■ WORK REQUEST ■
In the records below, find the lines that include "Management" and copy each.

Data records for software interfaces
━━━━━━━━━━━━━━━━━━━━━━━━━━━━━━

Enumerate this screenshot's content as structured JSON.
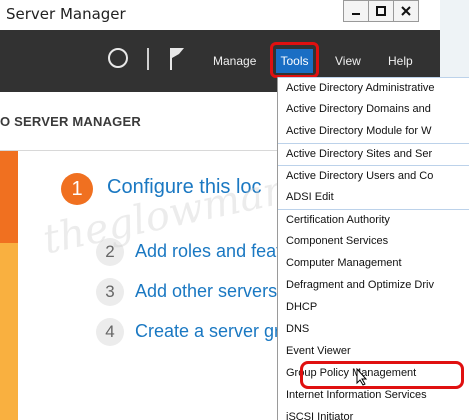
{
  "window": {
    "title": "Server Manager"
  },
  "toolbar": {
    "menu": [
      {
        "label": "Manage"
      },
      {
        "label": "Tools"
      },
      {
        "label": "View"
      },
      {
        "label": "Help"
      }
    ]
  },
  "page": {
    "title": "O SERVER MANAGER",
    "steps": [
      {
        "number": "1",
        "label": "Configure this loc"
      },
      {
        "number": "2",
        "label": "Add roles and featu"
      },
      {
        "number": "3",
        "label": "Add other servers"
      },
      {
        "number": "4",
        "label": "Create a server gr"
      }
    ],
    "watermark": "theglowmany.com"
  },
  "tools_menu": {
    "items": [
      "Active Directory Administrative",
      "Active Directory Domains and",
      "Active Directory Module for W",
      "Active Directory Sites and Ser",
      "Active Directory Users and Co",
      "ADSI Edit",
      "Certification Authority",
      "Component Services",
      "Computer Management",
      "Defragment and Optimize Driv",
      "DHCP",
      "DNS",
      "Event Viewer",
      "Group Policy Management",
      "Internet Information Services",
      "iSCSI Initiator"
    ],
    "highlighted": "Group Policy Management"
  },
  "colors": {
    "toolbar": "#323232",
    "accent_orange": "#f07020",
    "link_blue": "#1a78c2",
    "highlight_red": "#e01010"
  }
}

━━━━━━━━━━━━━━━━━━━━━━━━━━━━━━

■ COMPLETED TASK ■
      "Computer Management",
      "Group Policy Management",
    "highlighted": "Group Policy Management"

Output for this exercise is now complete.